Are any of your holiday houseplants still in decent shape?
My fancy, pink-splattered poinsettia is hitting three months and going strong.
But the spectacular, candy cane-striped trumpet flowers of my amaryllis (actually a Hippeastrum hybrid) are a distant memory. It may seem a little warped to display a photo of the dried remains. But that’s an inevitable sight — unless I lose patience and toss the lemon-sized bulb into the compost.
But at $10 to $25 a pop, my inclination is to try to keep it going.
Here’s the Drill
In the garden, amaryllis bloom in the spring, right before or just as their broad, strappy leaves emerge. If yours bloomed this past Christmas, it’s not likely to produce more flowers this spring. The bulbs can take more than a year to acclimate.
In the meantime, they’re finicky about watering, drainage and keeping their necks dry. Given my heavy soil, planting them in the ground isn’t an option. Instead, they’re best planted in a fast-draining cactus mix in a small, simple red clay pot, with just an inch or two between the rough, papery edges of the bulb and the side of the pot. The bulbs should also be high, with up to half of their tops exposed to the world.
With filtered sunlight and occasional water, agapanthus-like leaves should emerge in spring. When the leaves begin to yellow, I’ll stop watering and let the bulbs dry out over summer. Flower buds should be forming, deep within, during this rest period. New, succulent flower stalks should then — hopefully — rise and bloom the following spring.
What About Poinsettias?
Somehow, poinsettias seem to be easier to dump after Christmas. Maybe because they’re less exotic, don’t cost as much and have already held strong indoors for several months before tiring.
But poinsettias are native to Mexico and will grow well outdoors on the Central Coast.
However, long nights are what triggers their coloring, so they’re not likely to turn red until after Christmas.

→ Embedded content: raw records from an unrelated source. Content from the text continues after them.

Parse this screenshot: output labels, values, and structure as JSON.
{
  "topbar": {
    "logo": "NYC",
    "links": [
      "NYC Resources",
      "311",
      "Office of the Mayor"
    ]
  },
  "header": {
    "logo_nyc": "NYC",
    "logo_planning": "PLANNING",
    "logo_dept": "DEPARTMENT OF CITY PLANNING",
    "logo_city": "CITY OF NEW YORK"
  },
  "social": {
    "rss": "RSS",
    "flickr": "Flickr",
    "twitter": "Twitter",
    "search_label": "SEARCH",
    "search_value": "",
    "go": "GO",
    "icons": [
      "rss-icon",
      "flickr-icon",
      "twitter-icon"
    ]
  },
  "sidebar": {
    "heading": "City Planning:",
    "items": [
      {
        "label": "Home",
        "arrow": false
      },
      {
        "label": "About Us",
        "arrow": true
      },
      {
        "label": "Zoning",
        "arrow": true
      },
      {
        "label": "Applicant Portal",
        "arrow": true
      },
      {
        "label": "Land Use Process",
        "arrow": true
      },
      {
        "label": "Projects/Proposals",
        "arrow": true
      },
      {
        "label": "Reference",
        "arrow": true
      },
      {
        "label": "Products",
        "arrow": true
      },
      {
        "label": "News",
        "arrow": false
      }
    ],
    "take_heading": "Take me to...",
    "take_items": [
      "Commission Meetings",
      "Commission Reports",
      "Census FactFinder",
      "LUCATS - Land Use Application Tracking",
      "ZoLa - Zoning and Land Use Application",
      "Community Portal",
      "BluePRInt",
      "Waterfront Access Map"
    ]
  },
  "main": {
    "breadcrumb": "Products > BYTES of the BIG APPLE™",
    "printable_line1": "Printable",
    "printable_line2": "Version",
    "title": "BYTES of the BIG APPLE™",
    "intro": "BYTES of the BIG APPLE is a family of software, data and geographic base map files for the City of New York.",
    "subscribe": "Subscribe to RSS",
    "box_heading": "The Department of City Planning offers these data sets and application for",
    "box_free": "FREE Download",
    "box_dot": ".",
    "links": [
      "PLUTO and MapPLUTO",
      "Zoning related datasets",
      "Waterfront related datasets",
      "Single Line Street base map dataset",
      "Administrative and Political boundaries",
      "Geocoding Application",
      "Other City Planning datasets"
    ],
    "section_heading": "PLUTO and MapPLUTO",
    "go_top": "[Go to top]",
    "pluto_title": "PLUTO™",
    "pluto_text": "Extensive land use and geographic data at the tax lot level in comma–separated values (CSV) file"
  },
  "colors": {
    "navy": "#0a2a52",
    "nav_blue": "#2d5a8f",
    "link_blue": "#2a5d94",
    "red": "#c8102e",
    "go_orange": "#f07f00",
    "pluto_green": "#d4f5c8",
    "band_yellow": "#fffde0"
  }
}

They also tend to stretch outdoors, growing leggier by the year. I’ve seen the yellow-leaf types reach 10 feet tall in older neighborhoods.

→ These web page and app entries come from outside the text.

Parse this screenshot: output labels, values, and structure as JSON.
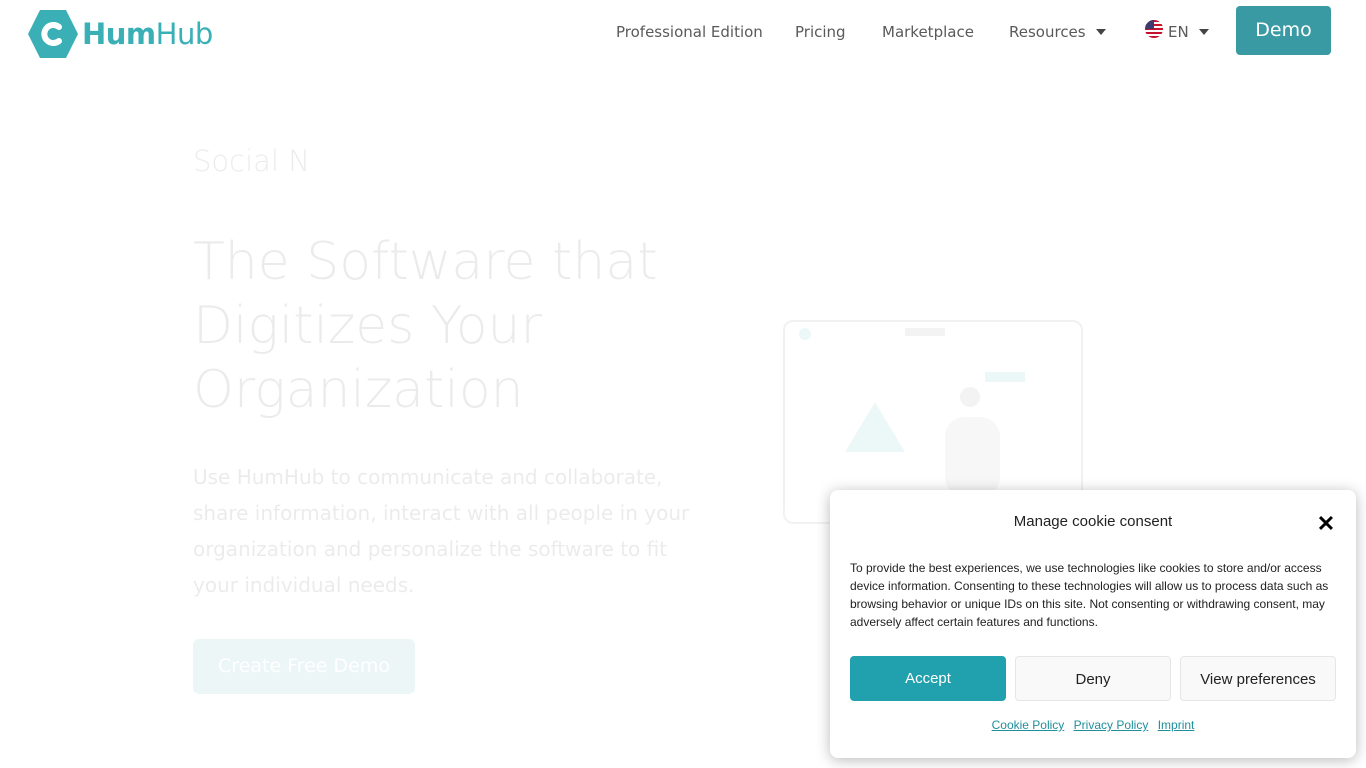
{
  "brand": {
    "name_bold": "Hum",
    "name_light": "Hub",
    "logo_color": "#3ab0b6"
  },
  "nav": {
    "items": [
      {
        "label": "Professional Edition"
      },
      {
        "label": "Pricing"
      },
      {
        "label": "Marketplace"
      },
      {
        "label": "Resources"
      }
    ],
    "language": "EN",
    "demo_label": "Demo"
  },
  "hero": {
    "eyebrow": "Social N",
    "title": "The Software that Digitizes Your Organization",
    "text": "Use HumHub to communicate and collaborate, share information, interact with all people in your organization and personalize the software to fit your individual needs.",
    "cta": "Create Free Demo"
  },
  "cookie": {
    "title": "Manage cookie consent",
    "text": "To provide the best experiences, we use technologies like cookies to store and/or access device information. Consenting to these technologies will allow us to process data such as browsing behavior or unique IDs on this site. Not consenting or withdrawing consent, may adversely affect certain features and functions.",
    "accept": "Accept",
    "deny": "Deny",
    "preferences": "View preferences",
    "links": [
      "Cookie Policy",
      "Privacy Policy",
      "Imprint"
    ],
    "accent": "#21a0ad"
  },
  "colors": {
    "demo_button": "#3a9aa4",
    "link": "#1f8f9c"
  }
}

Easy in the Garden
If you’d like to plant your poinsettias outdoors, wait until spring.
In the meantime, put your plants — still in their pots — in a protected patio or garage. After the leaves fall off, cut down the stems to a few inches tall. Go easy on the water.
When temperatures begin to warm up, plant your plants in a sunny spot that’s out of the wind, protected from frost, has good to excellent drainage and offers plenty of head room. While fresh pot plants may only be a foot or two tall, most poinsettias in the garden revert to head-high or higher, unless you pinch back the stems on a regular basis.
Mulch your plants and water occasionally. Some folks say it’s not necessary to fertilize outdoor poinsettias. Others recommend applying a high-nitrogen fertilizer twice a month once the leaves begin to turn red.
Left to their own devices, poinsettias can look pretty scraggly for the first few feet out of the ground. If you don’t pinch back every few weeks during the growing season, plant something in front to hide their ankles and knees.
The “bloom” is a result of the colored bracts, or modified leaves, responding to long nights. Poinsettias need about 12 hours of darkness to trigger the change in color. The leaves then take 2 to 3 months to mature, depending on the variety, temperature and intensity of light.
If your poinsettias are planted near an all-night patio light or streetlight, they may not bloom until well into the new year. Commercial growers manipulate the light to create plants ready to sell from Thanksgiving through Christmas.
A Lot More Trouble
If you’re dead-set on getting a poinsettia to rebloom in December, keep it in its pot so that you can manipulate its daylight hours.
After the leaves drop, cut back the stems to 6 inches high. Make sure each stem has at least two joints. Set the plant outdoors in a sunny location. Water whenever the top few inches of soil dry out, and pinch back new growth every few weeks to encourage fullness.
The real fun begins in October.
Place the pot in a pitch-black closet every night for 14 hours, say from 5 p.m. to 7 a.m. Then put it in sunshine during the day, for 10 hours.
I’ve never had the discipline to follow through. But maintaining the regimen for eight to 10 weeks is said to result in a colorful plant for Christmas.
Visit Joan’s website at www.SantaBarbaraGardens.com, or post a comment by clicking on “Leave a Comment” back up at the top.